When Holocaust survivor Eva Kor, 81, heard that the frail old man dubbed the “accountant of Auschwitz” had been found guilty for being an accessory to 300,000 murders and sentenced to four years in prison, she was “disappointed.”
“They want to use him as an example, fine,” she told BBC News. “I ask them to find him guilty and sentence him to community service.”
“His value is not sitting in jail at the age of 94,” she explained in an e-mail to the Guardian. “His value to society would be in speaking to students in person … so that every time he lectures he relives those experiences. As it is, in jail he doesn’t have to talk about it – he can just rot away.”
Kor made news months ago when she met Groening in a German courtroom and went in for a hug.

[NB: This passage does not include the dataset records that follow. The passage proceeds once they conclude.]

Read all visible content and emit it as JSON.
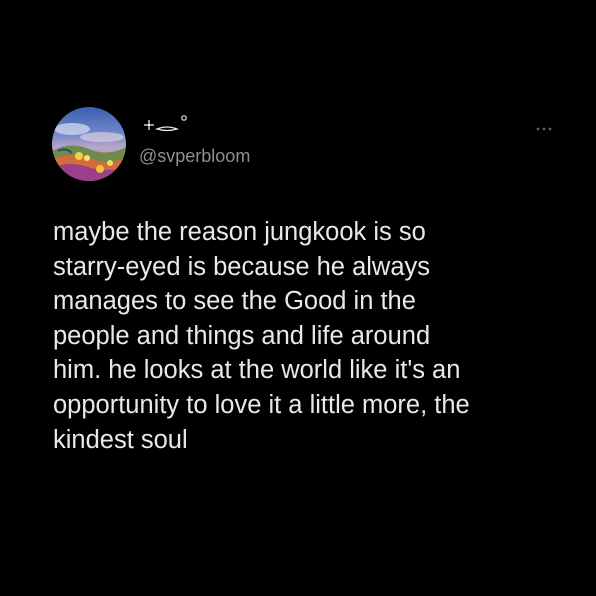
{
  "tweet": {
    "avatar_icon": "avatar-image",
    "display_name": "⊹˚‿˚",
    "handle": "@svperbloom",
    "more_icon": "more-horizontal-icon",
    "text_lines": [
      "maybe the reason jungkook is so",
      "starry-eyed is because he always",
      "manages to see the Good in the",
      "people and things and life around",
      "him. he looks at the world like it's an",
      "opportunity to love it a little more, the",
      "kindest soul"
    ]
  },
  "colors": {
    "background": "#000000",
    "text_primary": "#e7e9ea",
    "text_secondary": "#8b9097"
  }
}
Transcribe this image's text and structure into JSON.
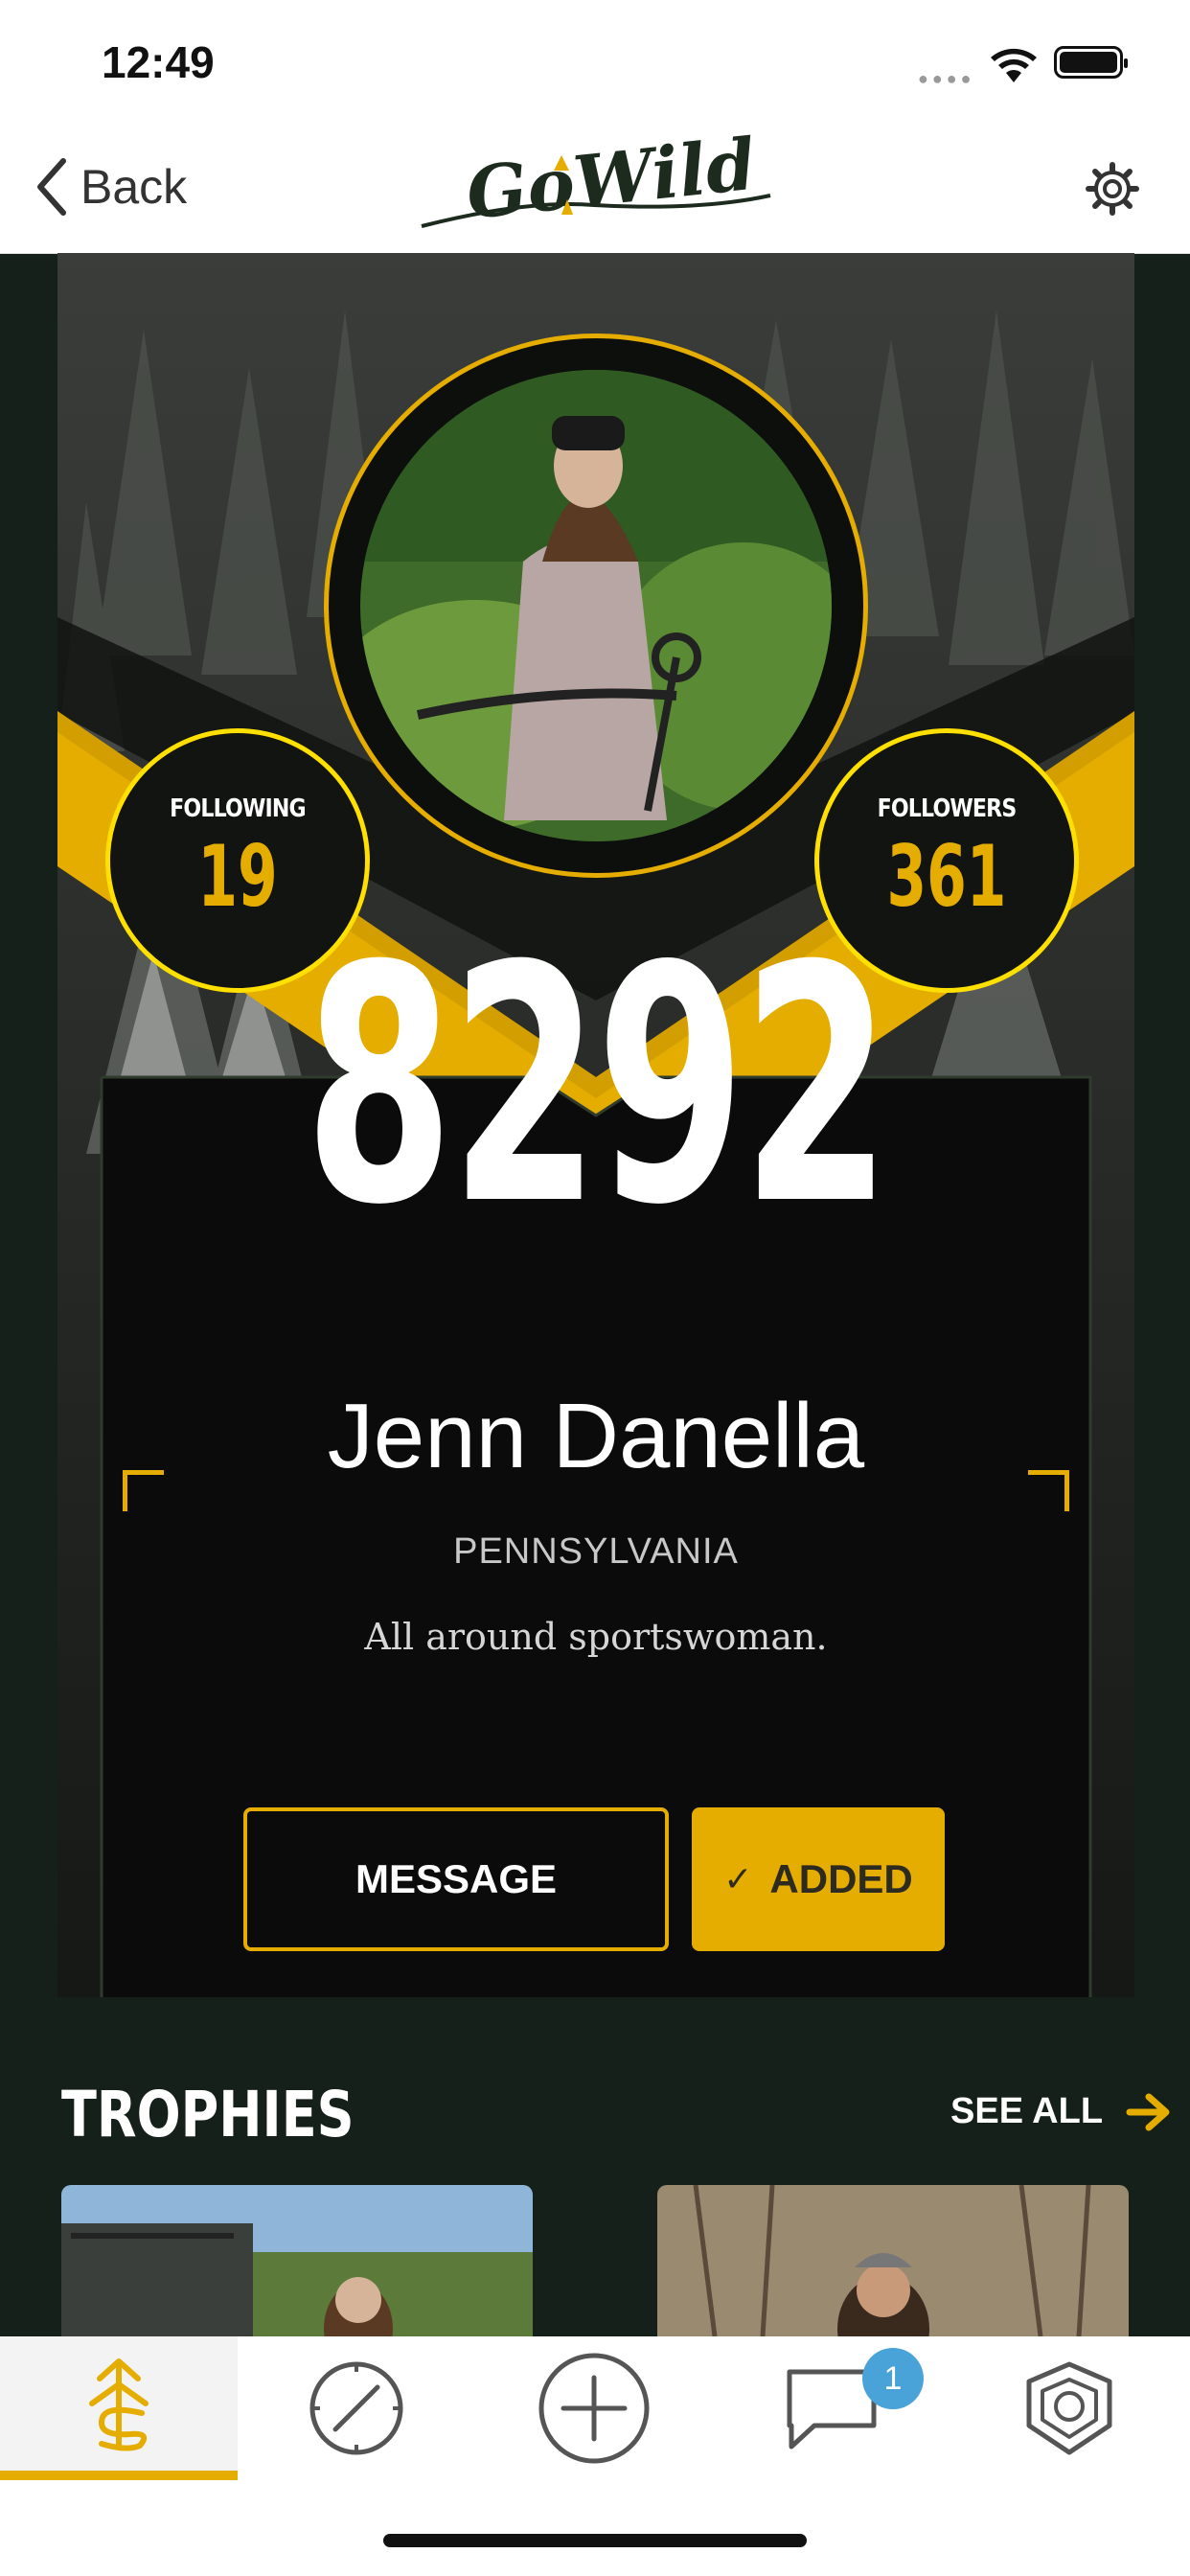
{
  "status_bar": {
    "time": "12:49"
  },
  "nav": {
    "back_label": "Back",
    "logo_text": "GoWild"
  },
  "profile": {
    "following_label": "FOLLOWING",
    "following_count": "19",
    "followers_label": "FOLLOWERS",
    "followers_count": "361",
    "score": "8292",
    "name": "Jenn Danella",
    "location": "PENNSYLVANIA",
    "bio": "All around sportswoman."
  },
  "actions": {
    "message_label": "MESSAGE",
    "added_label": "ADDED"
  },
  "trophies": {
    "title": "TROPHIES",
    "see_all_label": "SEE ALL"
  },
  "tab_bar": {
    "items": [
      "home-icon",
      "compass-icon",
      "add-icon",
      "chat-icon",
      "badge-icon"
    ],
    "chat_badge": "1"
  },
  "colors": {
    "accent": "#e5ad00",
    "background": "#16201a",
    "badge": "#4aa3d8"
  }
}
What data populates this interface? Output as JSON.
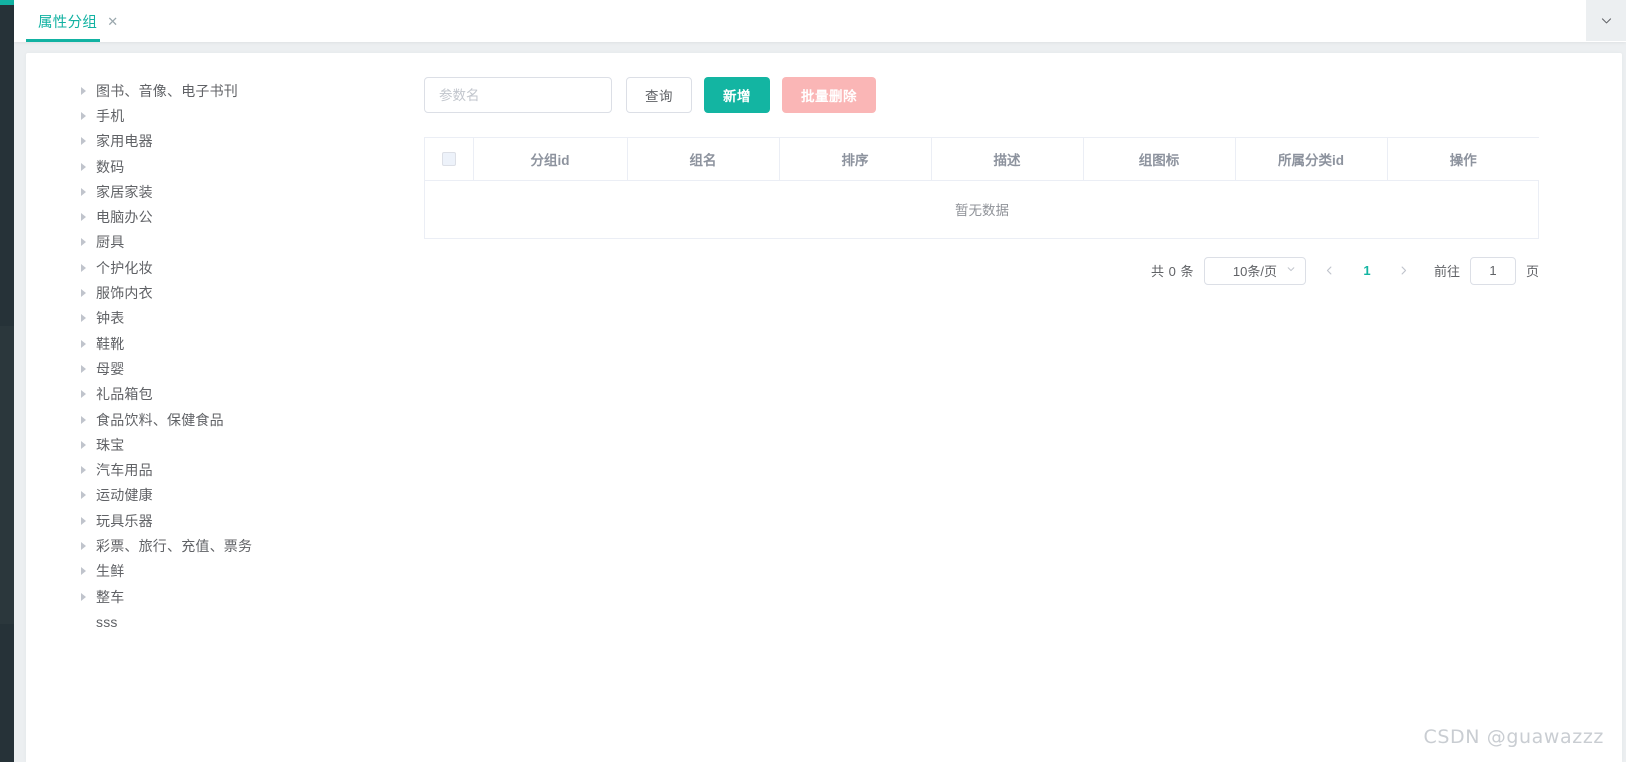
{
  "tabbar": {
    "tabs": [
      {
        "label": "属性分组",
        "close_icon": "close-icon",
        "active": true
      }
    ],
    "overflow_icon": "chevron-down-icon"
  },
  "tree": {
    "nodes": [
      {
        "label": "图书、音像、电子书刊",
        "expandable": true
      },
      {
        "label": "手机",
        "expandable": true
      },
      {
        "label": "家用电器",
        "expandable": true
      },
      {
        "label": "数码",
        "expandable": true
      },
      {
        "label": "家居家装",
        "expandable": true
      },
      {
        "label": "电脑办公",
        "expandable": true
      },
      {
        "label": "厨具",
        "expandable": true
      },
      {
        "label": "个护化妆",
        "expandable": true
      },
      {
        "label": "服饰内衣",
        "expandable": true
      },
      {
        "label": "钟表",
        "expandable": true
      },
      {
        "label": "鞋靴",
        "expandable": true
      },
      {
        "label": "母婴",
        "expandable": true
      },
      {
        "label": "礼品箱包",
        "expandable": true
      },
      {
        "label": "食品饮料、保健食品",
        "expandable": true
      },
      {
        "label": "珠宝",
        "expandable": true
      },
      {
        "label": "汽车用品",
        "expandable": true
      },
      {
        "label": "运动健康",
        "expandable": true
      },
      {
        "label": "玩具乐器",
        "expandable": true
      },
      {
        "label": "彩票、旅行、充值、票务",
        "expandable": true
      },
      {
        "label": "生鲜",
        "expandable": true
      },
      {
        "label": "整车",
        "expandable": true
      },
      {
        "label": "sss",
        "expandable": false
      }
    ],
    "arrow_icon": "chevron-right-icon"
  },
  "toolbar": {
    "search_placeholder": "参数名",
    "search_value": "",
    "query_label": "查询",
    "add_label": "新增",
    "batch_delete_label": "批量删除"
  },
  "table": {
    "columns": [
      {
        "key": "check",
        "label": ""
      },
      {
        "key": "group_id",
        "label": "分组id"
      },
      {
        "key": "group_name",
        "label": "组名"
      },
      {
        "key": "sort",
        "label": "排序"
      },
      {
        "key": "desc",
        "label": "描述"
      },
      {
        "key": "icon",
        "label": "组图标"
      },
      {
        "key": "category_id",
        "label": "所属分类id"
      },
      {
        "key": "action",
        "label": "操作"
      }
    ],
    "rows": [],
    "empty_text": "暂无数据",
    "select_all_icon": "checkbox-icon"
  },
  "pagination": {
    "total_text": "共 0 条",
    "page_size_label": "10条/页",
    "page_size_caret_icon": "chevron-down-icon",
    "prev_icon": "chevron-left-icon",
    "next_icon": "chevron-right-icon",
    "current_page": "1",
    "jump_label": "前往",
    "jump_value": "1",
    "jump_suffix": "页"
  },
  "watermark": {
    "text": "CSDN @guawazzz"
  },
  "colors": {
    "accent": "#13b5a2",
    "danger_disabled": "#fab6b6",
    "rail": "#263238",
    "page_bg": "#eceff1"
  }
}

She asked him to use his past experience to warn young neo-Nazis about the horrors of Fascism and racism. “You can tell them you were in Auschwitz, you were involved with the Nazi party, and it was a terrible thing,” she said had she told him.
Groening pulled her in and kissed her on the cheek.
That photograph was splashed across the news.
In 1944, Kor — then 10-year-old Eva Mozes — and her twin sister, Miriam, escaped the gas chambers and ovens only because they were wanted for genetic experiments carried out by notorious Nazi doctor Josef Mengele, known as the “Angel of Death.”
Groening kept the books, but admitted he was “a cog” in the machine.
Groening went to trial earlier this year. He said he had seen Jews loaded into transport trains. He said he had seen a soldier lock them in a converted farm house and pour gasoline down a hatch. “The screams became louder and more desperate but after a short time they became quieter again,” he said.
“This is the only time I participated in a gassing,” he added, with one correction: “I don’t mean participated, I mean observed.”
After Groening’s sentencing, Kor said that although she thought he should be punished, she disagreed with the sentence — and made it known.
“I no longer carry any anger or hated toward anybody, and that is not because deserve it but I deserve to live free of it,” she told BBC News. “Once you don’t have animosity or anger toward them, you’re opening yourself up to a lot of other human emotions.
“I do not understand why nobody cares to endorse my gesture of kindness toward an old man or his gesture of love toward me.”